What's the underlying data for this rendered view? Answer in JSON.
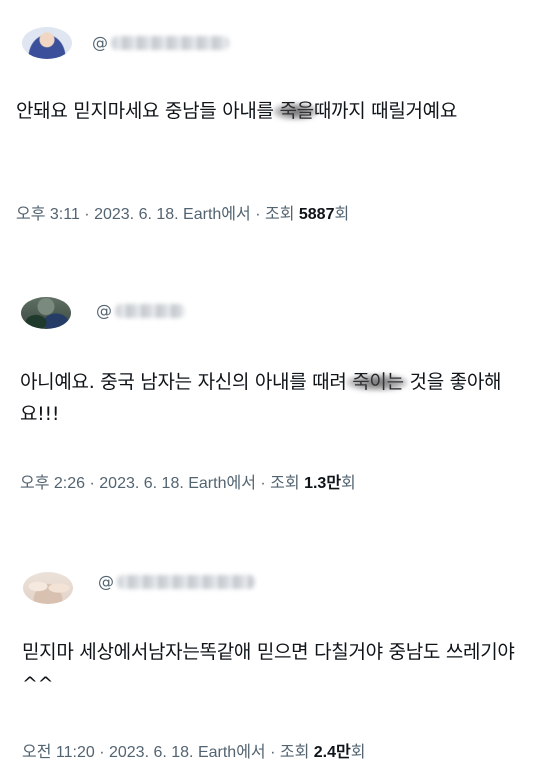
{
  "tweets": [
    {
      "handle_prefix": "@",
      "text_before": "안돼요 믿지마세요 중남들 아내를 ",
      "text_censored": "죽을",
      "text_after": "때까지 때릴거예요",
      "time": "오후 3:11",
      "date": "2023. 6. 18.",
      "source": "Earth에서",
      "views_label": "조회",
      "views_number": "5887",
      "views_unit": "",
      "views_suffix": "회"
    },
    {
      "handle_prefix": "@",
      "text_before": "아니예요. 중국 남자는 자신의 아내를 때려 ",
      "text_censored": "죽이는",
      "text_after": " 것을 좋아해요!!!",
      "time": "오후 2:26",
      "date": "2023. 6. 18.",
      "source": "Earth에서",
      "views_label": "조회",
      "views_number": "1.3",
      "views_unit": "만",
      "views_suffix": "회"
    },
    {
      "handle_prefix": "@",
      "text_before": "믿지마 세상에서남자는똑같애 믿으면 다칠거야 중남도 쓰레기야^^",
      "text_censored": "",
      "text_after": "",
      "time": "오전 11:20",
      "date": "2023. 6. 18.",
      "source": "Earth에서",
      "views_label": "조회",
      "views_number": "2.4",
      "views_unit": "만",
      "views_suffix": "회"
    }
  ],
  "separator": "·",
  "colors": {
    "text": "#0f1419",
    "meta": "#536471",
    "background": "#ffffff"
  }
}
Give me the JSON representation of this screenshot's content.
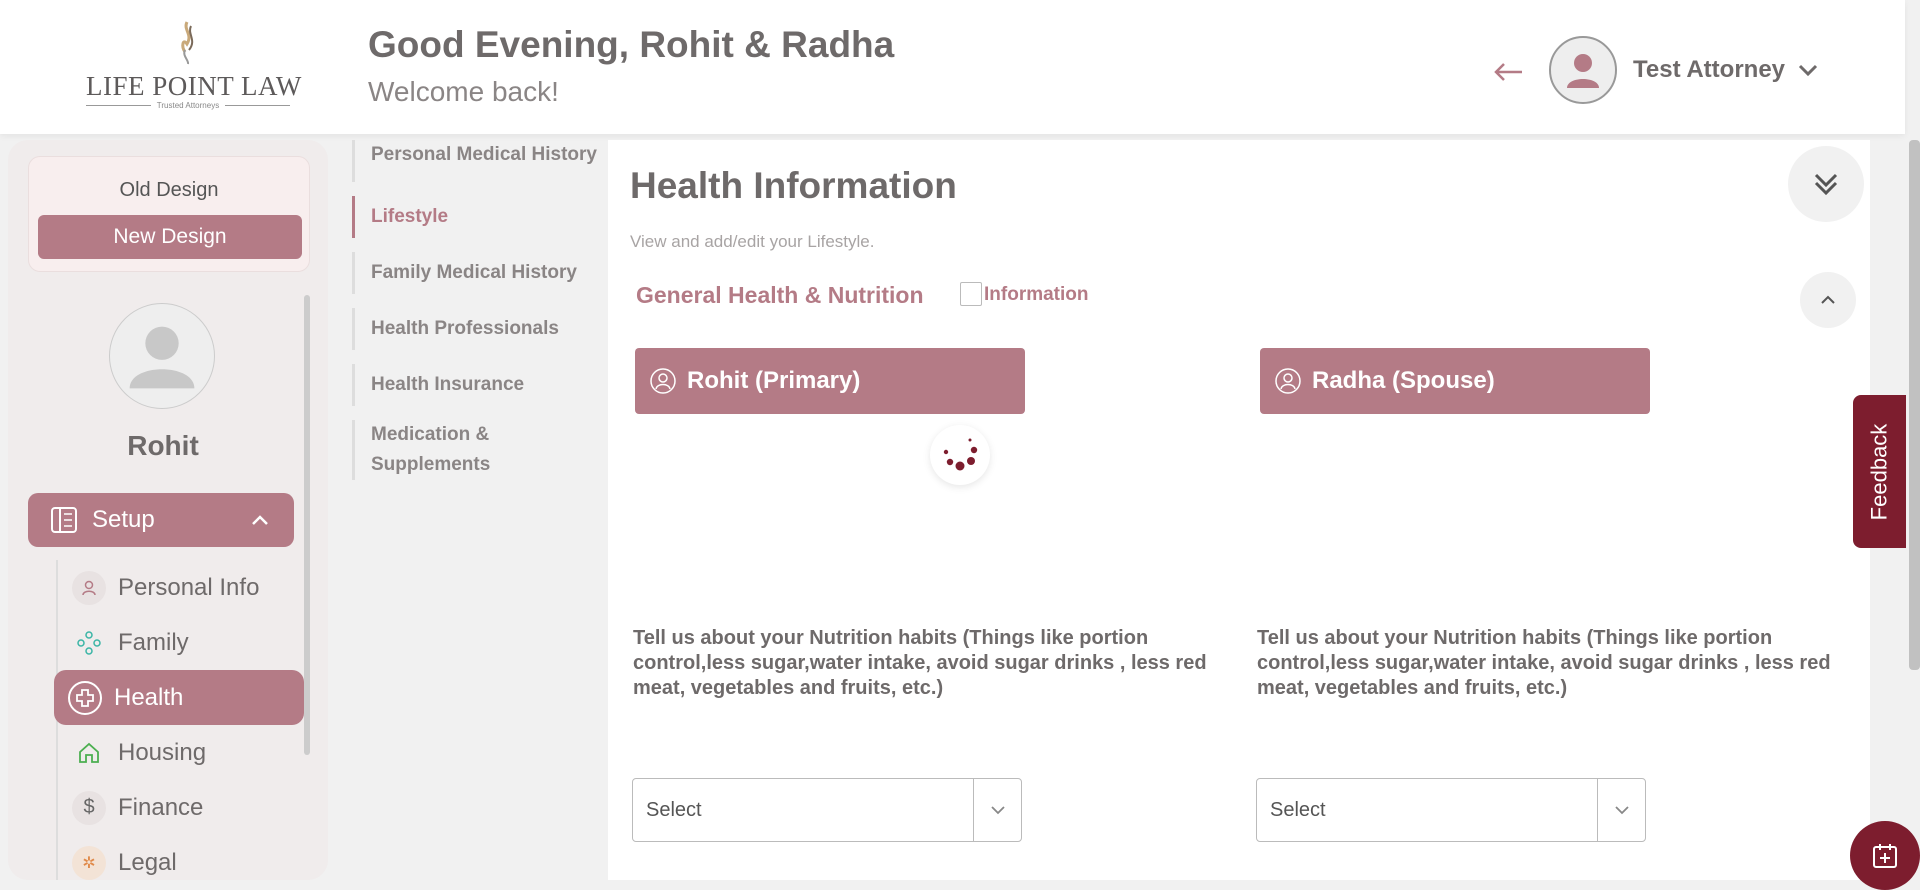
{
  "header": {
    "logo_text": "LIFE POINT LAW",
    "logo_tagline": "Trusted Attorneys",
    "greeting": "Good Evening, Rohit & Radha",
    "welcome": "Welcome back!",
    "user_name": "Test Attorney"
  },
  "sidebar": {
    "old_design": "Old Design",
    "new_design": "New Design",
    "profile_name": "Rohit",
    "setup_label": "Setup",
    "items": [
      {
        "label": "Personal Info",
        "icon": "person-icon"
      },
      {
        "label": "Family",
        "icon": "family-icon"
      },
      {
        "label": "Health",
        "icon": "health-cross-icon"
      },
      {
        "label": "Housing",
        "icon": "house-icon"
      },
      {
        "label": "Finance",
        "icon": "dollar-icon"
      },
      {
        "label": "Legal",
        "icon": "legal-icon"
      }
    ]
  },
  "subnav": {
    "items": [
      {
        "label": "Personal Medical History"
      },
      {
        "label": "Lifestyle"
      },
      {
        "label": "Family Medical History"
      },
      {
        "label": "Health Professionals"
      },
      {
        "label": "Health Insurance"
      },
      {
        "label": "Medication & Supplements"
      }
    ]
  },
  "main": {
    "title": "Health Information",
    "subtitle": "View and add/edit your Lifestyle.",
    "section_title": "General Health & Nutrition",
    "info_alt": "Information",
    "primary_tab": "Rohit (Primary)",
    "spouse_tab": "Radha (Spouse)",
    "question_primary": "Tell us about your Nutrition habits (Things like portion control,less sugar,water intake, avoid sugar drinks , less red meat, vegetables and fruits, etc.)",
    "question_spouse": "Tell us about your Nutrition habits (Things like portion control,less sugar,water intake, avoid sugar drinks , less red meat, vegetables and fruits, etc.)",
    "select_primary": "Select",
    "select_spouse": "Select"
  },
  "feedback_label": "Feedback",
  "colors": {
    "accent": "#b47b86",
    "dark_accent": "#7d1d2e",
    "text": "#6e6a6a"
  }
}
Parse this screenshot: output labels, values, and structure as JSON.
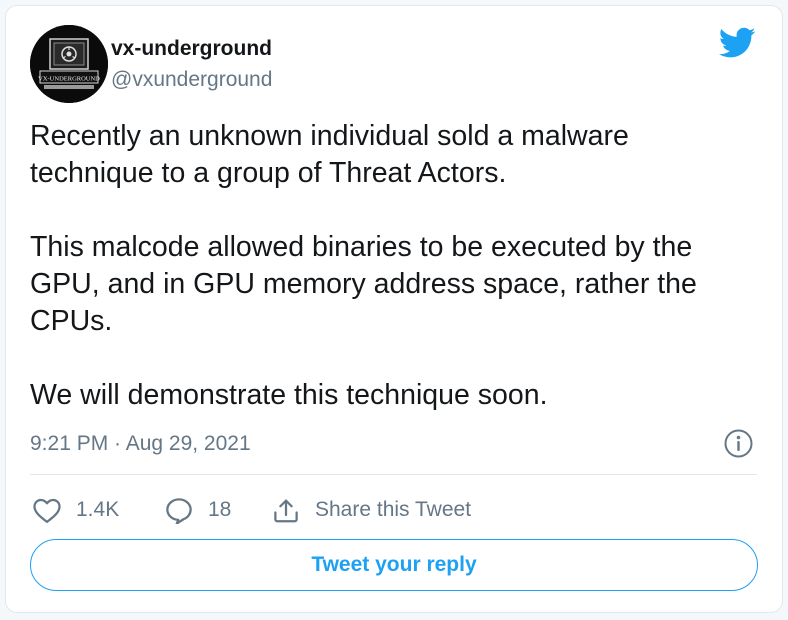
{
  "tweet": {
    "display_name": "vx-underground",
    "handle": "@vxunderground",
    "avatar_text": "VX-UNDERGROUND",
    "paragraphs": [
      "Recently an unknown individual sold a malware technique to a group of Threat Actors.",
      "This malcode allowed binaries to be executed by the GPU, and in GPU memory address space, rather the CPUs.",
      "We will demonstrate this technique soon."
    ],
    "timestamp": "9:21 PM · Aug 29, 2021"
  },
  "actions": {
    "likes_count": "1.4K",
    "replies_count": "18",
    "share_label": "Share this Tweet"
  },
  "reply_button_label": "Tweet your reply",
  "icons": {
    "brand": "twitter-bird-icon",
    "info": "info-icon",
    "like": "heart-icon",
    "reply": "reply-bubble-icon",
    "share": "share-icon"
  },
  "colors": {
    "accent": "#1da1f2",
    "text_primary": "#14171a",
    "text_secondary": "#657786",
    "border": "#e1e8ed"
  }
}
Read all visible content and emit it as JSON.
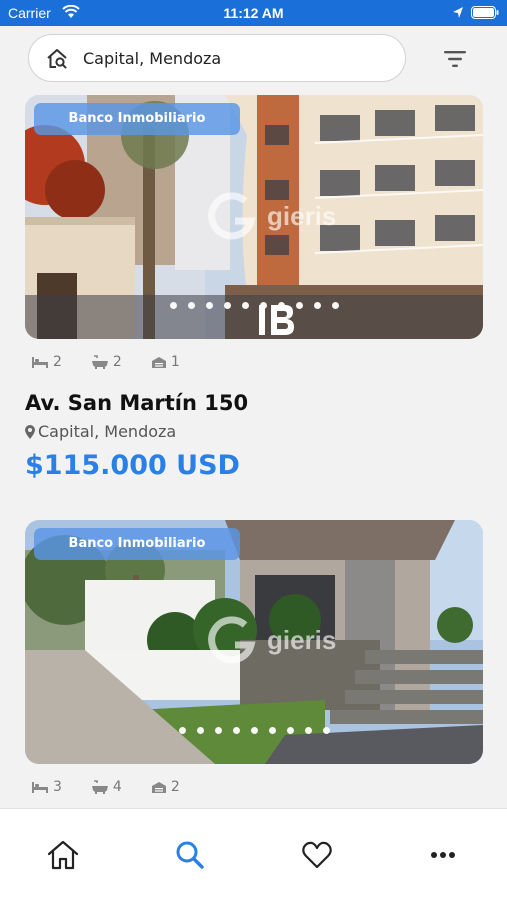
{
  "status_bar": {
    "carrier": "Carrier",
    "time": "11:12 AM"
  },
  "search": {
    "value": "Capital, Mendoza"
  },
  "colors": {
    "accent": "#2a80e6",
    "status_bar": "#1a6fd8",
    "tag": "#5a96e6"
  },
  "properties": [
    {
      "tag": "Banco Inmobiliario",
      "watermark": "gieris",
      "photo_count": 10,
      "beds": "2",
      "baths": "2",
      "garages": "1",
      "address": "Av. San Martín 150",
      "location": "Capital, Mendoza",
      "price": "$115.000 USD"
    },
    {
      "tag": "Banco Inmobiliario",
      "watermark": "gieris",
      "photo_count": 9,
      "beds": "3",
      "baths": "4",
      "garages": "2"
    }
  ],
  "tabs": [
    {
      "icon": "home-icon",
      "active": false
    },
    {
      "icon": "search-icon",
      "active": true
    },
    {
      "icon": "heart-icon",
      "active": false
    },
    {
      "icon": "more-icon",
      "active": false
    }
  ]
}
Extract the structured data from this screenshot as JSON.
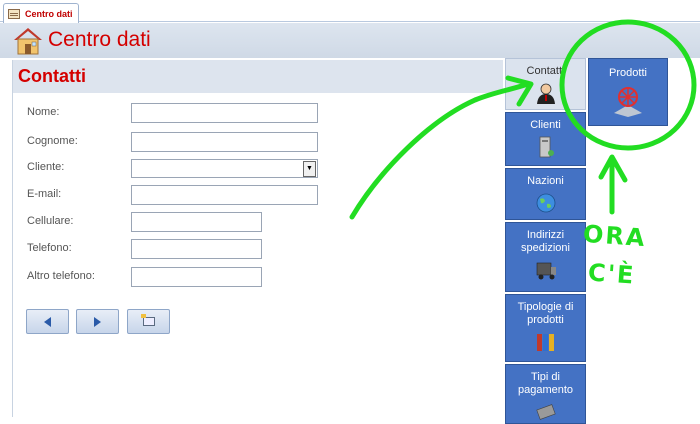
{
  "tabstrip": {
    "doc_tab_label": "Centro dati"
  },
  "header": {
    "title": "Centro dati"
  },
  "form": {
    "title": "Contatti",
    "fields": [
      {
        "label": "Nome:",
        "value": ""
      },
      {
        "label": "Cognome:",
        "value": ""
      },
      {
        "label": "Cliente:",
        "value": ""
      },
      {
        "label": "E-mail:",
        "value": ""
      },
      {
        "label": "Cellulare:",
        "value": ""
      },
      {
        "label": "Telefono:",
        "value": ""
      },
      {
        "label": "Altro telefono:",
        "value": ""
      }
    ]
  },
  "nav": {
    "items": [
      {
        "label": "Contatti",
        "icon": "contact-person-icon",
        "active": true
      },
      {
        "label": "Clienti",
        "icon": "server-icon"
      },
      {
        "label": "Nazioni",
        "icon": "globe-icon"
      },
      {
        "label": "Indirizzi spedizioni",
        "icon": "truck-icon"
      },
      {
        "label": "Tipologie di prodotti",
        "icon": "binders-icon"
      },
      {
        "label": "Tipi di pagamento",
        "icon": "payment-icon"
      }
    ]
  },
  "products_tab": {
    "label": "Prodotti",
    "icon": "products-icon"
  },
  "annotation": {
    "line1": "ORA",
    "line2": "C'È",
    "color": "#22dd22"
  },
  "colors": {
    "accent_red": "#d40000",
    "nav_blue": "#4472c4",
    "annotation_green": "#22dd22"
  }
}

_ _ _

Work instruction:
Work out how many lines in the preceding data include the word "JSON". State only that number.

Response box:
5